It's really cool that President and Mrs. Bush were able to play tourist in Ulan Bator, Mongolia, at our expense. No sitting U.S. President before Bush ever visited Mongolia. There's a reason for that. It's called prioritization. Usually U.S. presidents in trouble at home board Air Force One and head to Beijing. That Bush felt it necessary to also visit the land that time -- and everyone else -- forgot, illustrates how bad things are for Bush at home.
The Spectacle Blog
John Kerry attacking Vice President Cheney for allegedly lying about pre-war intelligence is about as credible as Ted Kennedy lecturing anyone on drunk driving or the proper way to treat young waitresses.
The Junior Senator from Massachussets launched his political career by slandering the soldiers, sailors, airmen and Marines fighting in Vietnam. When pushed about his testimony before Congress, he has admitted that he didn't really witness any atrocities (as he testified under oath), but heard about such misconduct from other service members who heard about them from others, and so on and so on and so on. We know that the overwhelming majority of troops fighting in Vietnam were the best of their generation -- something that cannot be said of Kerry, even taking into account his military service.
To charge the President and Vice President with lying about intelligence in order to manipulate the Congress and public support to remove Saddam Hussein by force is as immoral as falsely charging one's brothers in arms with war crimes.
There are some people whose advice we ignore at our peril. A letter to the editor to the WaPo published today, from someone in that category. Here it is in full:
"One of the most critical issues that members of Congress must address is the wisdom of setting a schedule for our continued presence in Iraq. In this regard, I would hope that they would look back to September 1983, when both houses of Congress held War Powers Act hearings on our presence in Beirut as part of a multinational force. I asked Congress then not to set a schedule for our withdrawal from war-torn Lebanon. I said, 'If the time is too short, our enemies will wait us out; if it is too long, they will drive us out.'
WaPo's Bob Woodward -- he of the recently-partially-revealed memories on the Plame leak mess -- has a very important data point quoted in today's paper. Woodward said:
"Remember the investigation and the allegations that people have printed about this story is that there's some vast conspiracy to slime Joe Wilson and his wife, really attack him in an ugly way that is outside the boundaries of hardball. The evidence I had, firsthand, a small piece of the puzzle I acknowledge, is that was not the case." (emphasis added).
After all is said and done, I'd have to go with President Bush. Those purple fingertips would be impossible without him. Whatever his other deficiencies - like his seeming disinterest, until recently, in responding to the slanders brought against him - his steadfast refusal to give in to the withdrawal chorus is a profile in courage.
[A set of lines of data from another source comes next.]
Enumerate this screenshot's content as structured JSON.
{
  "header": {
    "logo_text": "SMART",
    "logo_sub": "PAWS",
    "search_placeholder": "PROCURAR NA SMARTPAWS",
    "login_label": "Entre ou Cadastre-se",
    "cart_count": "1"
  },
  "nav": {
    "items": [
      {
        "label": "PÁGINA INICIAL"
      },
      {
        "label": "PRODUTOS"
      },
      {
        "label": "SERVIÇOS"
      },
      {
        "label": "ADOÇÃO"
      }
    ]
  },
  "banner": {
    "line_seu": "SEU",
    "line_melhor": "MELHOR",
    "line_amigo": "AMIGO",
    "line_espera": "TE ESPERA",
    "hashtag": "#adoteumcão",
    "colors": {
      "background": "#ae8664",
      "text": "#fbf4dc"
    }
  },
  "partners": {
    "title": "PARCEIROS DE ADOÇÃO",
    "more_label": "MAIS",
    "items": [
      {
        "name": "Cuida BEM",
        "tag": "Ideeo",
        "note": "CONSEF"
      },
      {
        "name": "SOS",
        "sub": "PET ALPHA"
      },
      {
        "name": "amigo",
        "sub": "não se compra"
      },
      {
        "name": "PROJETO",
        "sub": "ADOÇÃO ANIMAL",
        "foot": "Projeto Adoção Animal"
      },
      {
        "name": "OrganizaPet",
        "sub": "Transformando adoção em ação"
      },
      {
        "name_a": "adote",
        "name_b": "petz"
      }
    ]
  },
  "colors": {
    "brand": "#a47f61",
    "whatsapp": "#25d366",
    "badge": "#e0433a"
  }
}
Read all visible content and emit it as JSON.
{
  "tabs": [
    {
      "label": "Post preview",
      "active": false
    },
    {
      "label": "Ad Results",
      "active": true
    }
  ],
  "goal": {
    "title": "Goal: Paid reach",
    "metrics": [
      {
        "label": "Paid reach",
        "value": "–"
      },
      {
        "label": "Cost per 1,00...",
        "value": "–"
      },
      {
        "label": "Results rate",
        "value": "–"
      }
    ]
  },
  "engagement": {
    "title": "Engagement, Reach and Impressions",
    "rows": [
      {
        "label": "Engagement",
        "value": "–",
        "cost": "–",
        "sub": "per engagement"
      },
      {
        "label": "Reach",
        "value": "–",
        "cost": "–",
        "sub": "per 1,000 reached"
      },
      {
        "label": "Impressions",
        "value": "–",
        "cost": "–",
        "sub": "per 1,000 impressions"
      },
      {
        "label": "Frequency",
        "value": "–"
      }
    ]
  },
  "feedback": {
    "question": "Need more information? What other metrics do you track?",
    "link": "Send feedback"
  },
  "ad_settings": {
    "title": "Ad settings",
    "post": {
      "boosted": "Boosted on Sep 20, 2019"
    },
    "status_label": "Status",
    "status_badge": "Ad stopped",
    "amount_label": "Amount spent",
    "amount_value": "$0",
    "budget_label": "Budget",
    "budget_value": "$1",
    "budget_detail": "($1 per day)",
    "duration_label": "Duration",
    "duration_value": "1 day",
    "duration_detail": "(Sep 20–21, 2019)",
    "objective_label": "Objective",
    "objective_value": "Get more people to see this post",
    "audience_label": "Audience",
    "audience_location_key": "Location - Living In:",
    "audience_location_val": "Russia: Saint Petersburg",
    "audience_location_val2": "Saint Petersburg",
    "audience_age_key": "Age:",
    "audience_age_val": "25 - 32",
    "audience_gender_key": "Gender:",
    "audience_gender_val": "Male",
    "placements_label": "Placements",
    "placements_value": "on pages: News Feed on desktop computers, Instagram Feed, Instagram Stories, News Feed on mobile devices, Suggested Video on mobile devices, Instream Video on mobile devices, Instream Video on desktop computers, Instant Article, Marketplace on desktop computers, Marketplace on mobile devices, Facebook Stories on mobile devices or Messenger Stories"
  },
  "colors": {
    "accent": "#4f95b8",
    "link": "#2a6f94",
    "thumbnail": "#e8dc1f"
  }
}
Now if he'd just get out that veto pen …
Jed and Lady G., let's refine that concept for the sake of a dynamite cover photo. "The Iraqi Voter," purple fingertip rampant.
Dear Lady Godiva: The Iraqi people -- at least those who have risked so much to help create democracy in their nation -- are more than deserving of the nomination, and the honor. But let's limit it to those Iraqis who are on the right side of the equation. Their struggle is a long way from over.
For those of you following our society's head-first dive into eugenics (which George Neumayr chronicled in the June issue), don't miss the New York Times' latest on the disabled community's justified fears of what expanded prenatal testing means for them.
One gets the sense that the Times tried to get abortion supporters on record for the story, but failed:
Supporters of abortion are especially wary of wading into a discussion over the ethics of prenatal testing, lest they be seen as playing into the opposing side in the fraught national debate over abortion rights.
In other words, they have no problem with aborting the child because it has Down syndrome -- they just can't say so because it looks bad.